Marina nodded, even though she knew her mysterious fellow guest would barely be able to see the gesture. “I suppose it could be something like he’s been sick—or maybe he’s an alcoholic or drug addict in rehab,” she speculated, really warming to the topic. “But my best guess is that he’s been living it up on one of their yachts, hooking up with supermodels and too busy partying to take care of his responsibilities.”
There was a long silence that stretched uncomfortably in the darkened room.
“Ms. Lopez,” he began, and Marina felt herself go cold at his use of her name, “I realize that you are new to this world and this level of society, and I am willing to make concessions to your ignorance. However, even you should be aware that as someone closely connected to my future sister-in-law, what you say might very well reflect back on my family.”
Marina felt like she was back in her family’s cozy little home, eight years old again, and being lectured by her nana, who’d just told her that she was disappointed and had expected better of her young granddaughter. She shifted uncomfortably in her seat.

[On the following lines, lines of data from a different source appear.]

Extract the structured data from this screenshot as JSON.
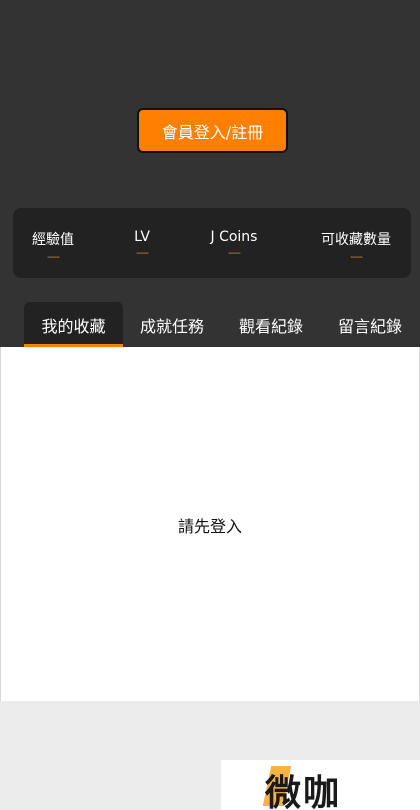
{
  "header": {
    "login_button_label": "會員登入/註冊"
  },
  "stats": [
    {
      "label": "經驗值",
      "value": "----"
    },
    {
      "label": "LV",
      "value": "----"
    },
    {
      "label": "J Coins",
      "value": "----"
    },
    {
      "label": "可收藏數量",
      "value": "----"
    }
  ],
  "tabs": [
    {
      "label": "我的收藏",
      "active": true
    },
    {
      "label": "成就任務",
      "active": false
    },
    {
      "label": "觀看紀錄",
      "active": false
    },
    {
      "label": "留言紀錄",
      "active": false
    }
  ],
  "content": {
    "empty_message": "請先登入"
  },
  "watermark": {
    "text": "微咖"
  },
  "colors": {
    "accent": "#ff7f00",
    "header_bg": "#333333",
    "panel_bg": "#222222"
  }
}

“You should know better,” the stranger continued, “than to speculate on where I have been and what I have been doing. If you can’t control your tongue and prevent it from gossiping, I will be forced to take countermeasures. Do you think you can manage never to gossip about my family again, especially to a stranger who very well could have been a reporter who’d be only too happy to print your comments as truth?”
Marina felt sick as the realization of who the stranger was dawned on her. The flighty, rich playboy she’d been talking about didn’t seem to be very flighty at all, and he was sitting right next to her.

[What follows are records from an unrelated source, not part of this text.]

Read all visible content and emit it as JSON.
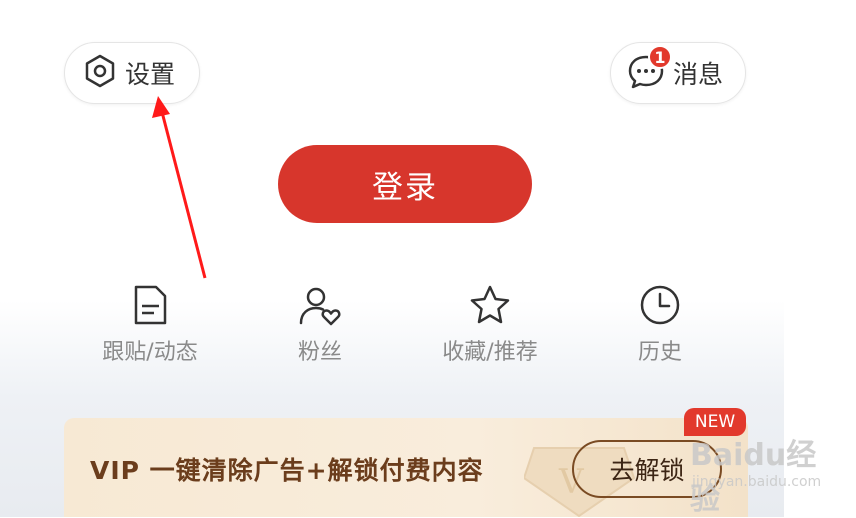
{
  "header": {
    "settings_label": "设置",
    "settings_icon": "hexagon-gear-icon",
    "messages_label": "消息",
    "messages_icon": "chat-bubble-icon",
    "message_badge": "1"
  },
  "login": {
    "label": "登录"
  },
  "functions": [
    {
      "label": "跟贴/动态",
      "icon": "document-icon"
    },
    {
      "label": "粉丝",
      "icon": "user-heart-icon"
    },
    {
      "label": "收藏/推荐",
      "icon": "star-icon"
    },
    {
      "label": "历史",
      "icon": "clock-icon"
    }
  ],
  "vip": {
    "text": "VIP 一键清除广告+解锁付费内容",
    "button_label": "去解锁",
    "new_tag": "NEW"
  },
  "watermark": {
    "brand": "Baidu经验",
    "site": "jingyan.baidu.com"
  },
  "colors": {
    "primary_red": "#d7362c",
    "badge_red": "#e2392c",
    "vip_text": "#6b3d1c",
    "annotation_arrow": "#ff1a1a"
  }
}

“I apologize for my comments,” she said, feeling the heat of a blush creep up into her cheeks and continuing all the way out to her chest and even her arms. “I don’t normally speculate so much or say things like that to strangers, but… There’s no excuse. I didn’t think of the implications. I will be more careful in the future.”

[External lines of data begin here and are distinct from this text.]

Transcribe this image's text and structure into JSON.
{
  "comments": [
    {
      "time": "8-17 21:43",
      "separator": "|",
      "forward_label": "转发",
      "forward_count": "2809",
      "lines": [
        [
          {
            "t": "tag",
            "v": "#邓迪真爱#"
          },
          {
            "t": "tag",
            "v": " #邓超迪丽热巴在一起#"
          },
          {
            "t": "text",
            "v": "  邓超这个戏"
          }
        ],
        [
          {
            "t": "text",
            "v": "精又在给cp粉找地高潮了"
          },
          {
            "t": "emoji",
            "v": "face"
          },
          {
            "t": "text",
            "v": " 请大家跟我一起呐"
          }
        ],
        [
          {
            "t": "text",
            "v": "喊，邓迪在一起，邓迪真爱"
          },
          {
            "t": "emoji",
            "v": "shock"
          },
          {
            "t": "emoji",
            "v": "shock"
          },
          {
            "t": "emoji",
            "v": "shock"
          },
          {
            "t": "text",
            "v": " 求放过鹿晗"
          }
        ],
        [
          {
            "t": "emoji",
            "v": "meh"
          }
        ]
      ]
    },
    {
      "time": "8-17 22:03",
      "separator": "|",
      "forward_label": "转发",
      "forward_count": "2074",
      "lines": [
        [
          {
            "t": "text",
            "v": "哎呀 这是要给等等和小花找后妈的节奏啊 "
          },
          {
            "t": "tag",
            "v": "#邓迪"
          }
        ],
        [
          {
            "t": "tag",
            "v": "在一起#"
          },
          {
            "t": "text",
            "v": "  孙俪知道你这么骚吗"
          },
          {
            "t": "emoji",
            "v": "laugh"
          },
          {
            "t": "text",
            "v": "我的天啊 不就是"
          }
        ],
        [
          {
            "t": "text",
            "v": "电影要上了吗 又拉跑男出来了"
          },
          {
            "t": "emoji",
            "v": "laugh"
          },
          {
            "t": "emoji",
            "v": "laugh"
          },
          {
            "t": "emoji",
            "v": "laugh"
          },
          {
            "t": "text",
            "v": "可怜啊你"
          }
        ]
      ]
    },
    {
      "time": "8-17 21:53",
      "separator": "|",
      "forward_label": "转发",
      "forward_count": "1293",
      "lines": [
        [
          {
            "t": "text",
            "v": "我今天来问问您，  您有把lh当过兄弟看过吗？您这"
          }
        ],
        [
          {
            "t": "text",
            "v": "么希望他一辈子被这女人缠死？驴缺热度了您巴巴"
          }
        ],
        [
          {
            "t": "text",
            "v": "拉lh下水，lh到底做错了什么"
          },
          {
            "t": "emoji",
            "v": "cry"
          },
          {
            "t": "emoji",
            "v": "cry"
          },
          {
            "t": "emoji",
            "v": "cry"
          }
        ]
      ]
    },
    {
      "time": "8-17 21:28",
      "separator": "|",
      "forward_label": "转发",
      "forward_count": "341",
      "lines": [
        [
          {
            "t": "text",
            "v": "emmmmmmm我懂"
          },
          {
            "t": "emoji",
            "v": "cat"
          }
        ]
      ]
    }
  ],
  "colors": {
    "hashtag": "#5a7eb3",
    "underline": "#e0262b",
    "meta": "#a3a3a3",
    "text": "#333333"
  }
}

Pierre rose, even taller and more imposing than she’d realized.
“I hope that you will.” His voice grew colder as he leaned over her chair. “I will do anything…anything at all…to protect my family’s reputation.” Marina thought he was finished, but he continued, surprising her. “Not because it is so precious to me, personally, but because it affects the welfare of thousands of employees who depend on us—on me—and who could be harmed by negative rumors.”
“I understand,” Marina answered, and she realized that she did. While she had focused on how much fun it must be to have so much wealth and power, their company and influence must also be a burden to manage.
“Good.” The word was clipped, and he sounded…disappointed? “Now, will you allow me to escort you to your vehicle?”
Dios, Marina thought. I’m being kicked out politely but firmly. If I don’t leave, is he going to call a bouncer? Does a social club even have bouncers, or does he bring his own? She stiffened her spine and rose with as much pride as she could muster while barefoot in a dark room.
“No, thank you. I can find my own way, Monsieur Gaspard.” She slipped her shoes back on at the door and made an intensely dignified exit.
As the door closed behind her, she thought she heard him whisper, “Too bad.”